Getting back to your specific question: I think that “known word count” is basically useless as a method for measuring progress in a language unless you taking into account the degree of diversity of materials used to reach that word count. For example, I am currently studying Spanish. I could very easily download several hundred pages of text about a very specific topic in, say, law. I could study those hundreds of pages of text for 6 months. And let’s also imagine that I had audio and I listened to the texts all the time too. At the end of the 6 months, I would have probably learned a lot of words (possible 13-15k), without really having become “fluent” in Spanish.
What I’m trying to say is that word count is meaningless without diversity of material. If you have a 15k word count built by listening and reading news articles from varied sources, novels, poems, podcasts, dialogues and texts on specific interests, you would probably be able to speak decently well about most topics.
But at the end of the day, everything comes back to context.
Anybody have an idea where a sweet spot might be in Chinese? I am guessing around 5-6000? I am asking people who work on Chinese and might be familiar with the language as it’s grammar is drastically different than a language with conjugations like one of the Romance languages.
It all depends on how liberally you LingQ.
I’m at 8,000 and have hit no such spot yet. But I can understand snippets of native conversation and can understand the general theme. But Chinese is a hard language so the sweet spot I’m guessing is probably 16,000 or so.
I appreciate it, I will just keep trucking through it I guess. I am loving the language practice I am getting right now along with my progress. I hope you are doing well my friend. If you haven’t yet, I recommend listening to cctv as much as possible and any podcasts you can. Even if it is in the background it is good to just surround yourself with the language.
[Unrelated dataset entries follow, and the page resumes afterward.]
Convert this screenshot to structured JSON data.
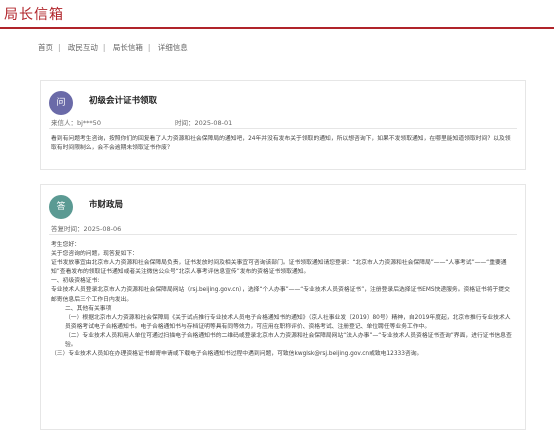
{
  "header": {
    "title": "局长信箱"
  },
  "breadcrumb": [
    "首页",
    "政民互动",
    "局长信箱",
    "详细信息"
  ],
  "question": {
    "badge": "问",
    "title": "初级会计证书领取",
    "sender": "来信人：bj***50",
    "time": "时间：2025-08-01",
    "content": "看到有问题考生咨询，按照你们的回复看了人力资源和社会保障局的通知吧，24年并没有发布关于领取的通知，所以想咨询下，如果不发领取通知，在哪里能知道领取时间？以及领取有时间限制么，会不会逾期未领取证书作废？"
  },
  "answer": {
    "badge": "答",
    "title": "市财政局",
    "time": "答复时间：2025-08-06",
    "lines": [
      "考生您好：",
      "关于您咨询的问题，现答复如下：",
      "证书发放事宜由北京市人力资源和社会保障局负责，证书发放时间及相关事宜可咨询该部门。证书领取通知请您登录：“北京市人力资源和社会保障局”——“人事考试”——“重要通知”查看发布的领取证书通知或者关注微信公众号“北京人事考评信息宣传”发布的资格证书领取通知。",
      "一、初级资格证书:",
      "专业技术人员登录北京市人力资源和社会保障局网站（rsj.beijing.gov.cn），选择“个人办事”——“专业技术人员资格证书”，注册登录后选择证书EMS快递服务。资格证书将于提交邮寄信息后三个工作日内发出。",
      "二、其他有关事项",
      "（一）根据北京市人力资源和社会保障局《关于试点推行专业技术人员电子合格通知书的通知》（京人社事业发〔2019〕80号）精神，自2019年度起，北京市推行专业技术人员资格考试电子合格通知书。电子合格通知书与存档证明等具有同等效力，可应用在职称评价、资格考试、注册登记、单位聘任等业务工作中。",
      "（二）专业技术人员和用人单位可通过扫描电子合格通知书的二维码或登录北京市人力资源和社会保障局网站“法人办事”—“专业技术人员资格证书查询”界面，进行证书信息查验。",
      "（三）专业技术人员如在办理资格证书邮寄申请或下载电子合格通知书过程中遇到问题，可致信kwglsk@rsj.beijing.gov.cn或致电12333咨询。"
    ]
  }
}
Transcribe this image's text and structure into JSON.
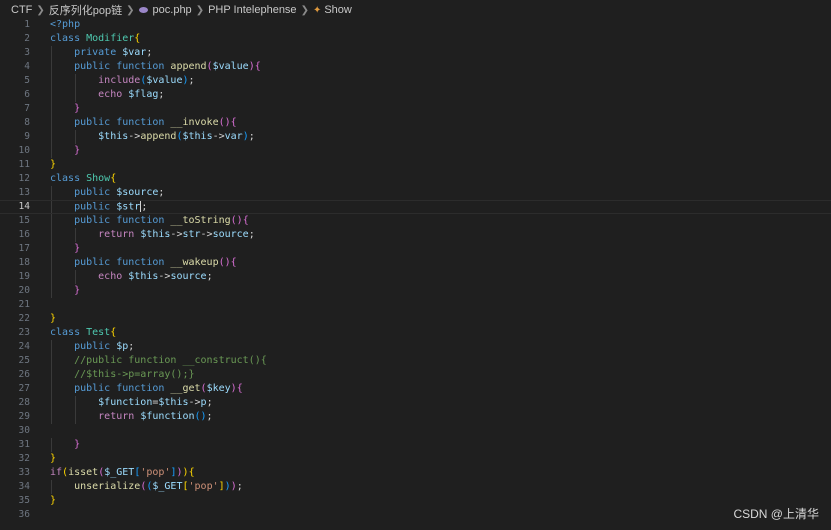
{
  "breadcrumb": {
    "items": [
      "CTF",
      "反序列化pop链",
      "poc.php",
      "PHP Intelephense",
      "Show"
    ]
  },
  "watermark": "CSDN @上清华",
  "editor": {
    "active_line": 14,
    "lines": [
      {
        "n": "1",
        "t": [
          [
            "tag",
            "<?php"
          ]
        ]
      },
      {
        "n": "2",
        "t": [
          [
            "kw",
            "class "
          ],
          [
            "cls",
            "Modifier"
          ],
          [
            "b1",
            "{"
          ]
        ]
      },
      {
        "n": "3",
        "t": [
          [
            "kw",
            "    private "
          ],
          [
            "var",
            "$var"
          ],
          [
            "plain",
            ";"
          ]
        ]
      },
      {
        "n": "4",
        "t": [
          [
            "kw",
            "    public function "
          ],
          [
            "fn",
            "append"
          ],
          [
            "b2",
            "("
          ],
          [
            "var",
            "$value"
          ],
          [
            "b2",
            ")"
          ],
          [
            "b2",
            "{"
          ]
        ]
      },
      {
        "n": "5",
        "t": [
          [
            "ctl",
            "        include"
          ],
          [
            "b3",
            "("
          ],
          [
            "var",
            "$value"
          ],
          [
            "b3",
            ")"
          ],
          [
            "plain",
            ";"
          ]
        ]
      },
      {
        "n": "6",
        "t": [
          [
            "ctl",
            "        echo "
          ],
          [
            "var",
            "$flag"
          ],
          [
            "plain",
            ";"
          ]
        ]
      },
      {
        "n": "7",
        "t": [
          [
            "b2",
            "    }"
          ]
        ]
      },
      {
        "n": "8",
        "t": [
          [
            "kw",
            "    public function "
          ],
          [
            "fn",
            "__invoke"
          ],
          [
            "b2",
            "()"
          ],
          [
            "b2",
            "{"
          ]
        ]
      },
      {
        "n": "9",
        "t": [
          [
            "var",
            "        $this"
          ],
          [
            "plain",
            "->"
          ],
          [
            "fn",
            "append"
          ],
          [
            "b3",
            "("
          ],
          [
            "var",
            "$this"
          ],
          [
            "plain",
            "->"
          ],
          [
            "var",
            "var"
          ],
          [
            "b3",
            ")"
          ],
          [
            "plain",
            ";"
          ]
        ]
      },
      {
        "n": "10",
        "t": [
          [
            "b2",
            "    }"
          ]
        ]
      },
      {
        "n": "11",
        "t": [
          [
            "b1",
            "}"
          ]
        ]
      },
      {
        "n": "12",
        "t": [
          [
            "kw",
            "class "
          ],
          [
            "cls",
            "Show"
          ],
          [
            "b1",
            "{"
          ]
        ]
      },
      {
        "n": "13",
        "t": [
          [
            "kw",
            "    public "
          ],
          [
            "var",
            "$source"
          ],
          [
            "plain",
            ";"
          ]
        ]
      },
      {
        "n": "14",
        "t": [
          [
            "kw",
            "    public "
          ],
          [
            "var",
            "$str"
          ],
          [
            "plain",
            ";"
          ]
        ]
      },
      {
        "n": "15",
        "t": [
          [
            "kw",
            "    public function "
          ],
          [
            "fn",
            "__toString"
          ],
          [
            "b2",
            "()"
          ],
          [
            "b2",
            "{"
          ]
        ]
      },
      {
        "n": "16",
        "t": [
          [
            "ctl",
            "        return "
          ],
          [
            "var",
            "$this"
          ],
          [
            "plain",
            "->"
          ],
          [
            "var",
            "str"
          ],
          [
            "plain",
            "->"
          ],
          [
            "var",
            "source"
          ],
          [
            "plain",
            ";"
          ]
        ]
      },
      {
        "n": "17",
        "t": [
          [
            "b2",
            "    }"
          ]
        ]
      },
      {
        "n": "18",
        "t": [
          [
            "kw",
            "    public function "
          ],
          [
            "fn",
            "__wakeup"
          ],
          [
            "b2",
            "()"
          ],
          [
            "b2",
            "{"
          ]
        ]
      },
      {
        "n": "19",
        "t": [
          [
            "ctl",
            "        echo "
          ],
          [
            "var",
            "$this"
          ],
          [
            "plain",
            "->"
          ],
          [
            "var",
            "source"
          ],
          [
            "plain",
            ";"
          ]
        ]
      },
      {
        "n": "20",
        "t": [
          [
            "b2",
            "    }"
          ]
        ]
      },
      {
        "n": "21",
        "t": []
      },
      {
        "n": "22",
        "t": [
          [
            "b1",
            "}"
          ]
        ]
      },
      {
        "n": "23",
        "t": [
          [
            "kw",
            "class "
          ],
          [
            "cls",
            "Test"
          ],
          [
            "b1",
            "{"
          ]
        ]
      },
      {
        "n": "24",
        "t": [
          [
            "kw",
            "    public "
          ],
          [
            "var",
            "$p"
          ],
          [
            "plain",
            ";"
          ]
        ]
      },
      {
        "n": "25",
        "t": [
          [
            "cmt",
            "    //public function __construct(){"
          ]
        ]
      },
      {
        "n": "26",
        "t": [
          [
            "cmt",
            "    //$this->p=array();}"
          ]
        ]
      },
      {
        "n": "27",
        "t": [
          [
            "kw",
            "    public function "
          ],
          [
            "fn",
            "__get"
          ],
          [
            "b2",
            "("
          ],
          [
            "var",
            "$key"
          ],
          [
            "b2",
            ")"
          ],
          [
            "b2",
            "{"
          ]
        ]
      },
      {
        "n": "28",
        "t": [
          [
            "var",
            "        $function"
          ],
          [
            "plain",
            "="
          ],
          [
            "var",
            "$this"
          ],
          [
            "plain",
            "->"
          ],
          [
            "var",
            "p"
          ],
          [
            "plain",
            ";"
          ]
        ]
      },
      {
        "n": "29",
        "t": [
          [
            "ctl",
            "        return "
          ],
          [
            "var",
            "$function"
          ],
          [
            "b3",
            "()"
          ],
          [
            "plain",
            ";"
          ]
        ]
      },
      {
        "n": "30",
        "t": []
      },
      {
        "n": "31",
        "t": [
          [
            "b2",
            "    }"
          ]
        ]
      },
      {
        "n": "32",
        "t": [
          [
            "b1",
            "}"
          ]
        ]
      },
      {
        "n": "33",
        "t": [
          [
            "ctl",
            "if"
          ],
          [
            "b1",
            "("
          ],
          [
            "fn",
            "isset"
          ],
          [
            "b2",
            "("
          ],
          [
            "var",
            "$_GET"
          ],
          [
            "b3",
            "["
          ],
          [
            "str",
            "'pop'"
          ],
          [
            "b3",
            "]"
          ],
          [
            "b2",
            ")"
          ],
          [
            "b1",
            ")"
          ],
          [
            "b1",
            "{"
          ]
        ]
      },
      {
        "n": "34",
        "t": [
          [
            "fn",
            "    unserialize"
          ],
          [
            "b2",
            "("
          ],
          [
            "b3",
            "("
          ],
          [
            "var",
            "$_GET"
          ],
          [
            "b1",
            "["
          ],
          [
            "str",
            "'pop'"
          ],
          [
            "b1",
            "]"
          ],
          [
            "b3",
            ")"
          ],
          [
            "b2",
            ")"
          ],
          [
            "plain",
            ";"
          ]
        ]
      },
      {
        "n": "35",
        "t": [
          [
            "b1",
            "}"
          ]
        ]
      },
      {
        "n": "36",
        "t": []
      }
    ]
  }
}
Are you doing any work outside of LingQ?
finally reached 15k and I do feel as if I have reached a low intermediate level in Spanish. but again still having to concentrate when reading and my listening is still not there yet.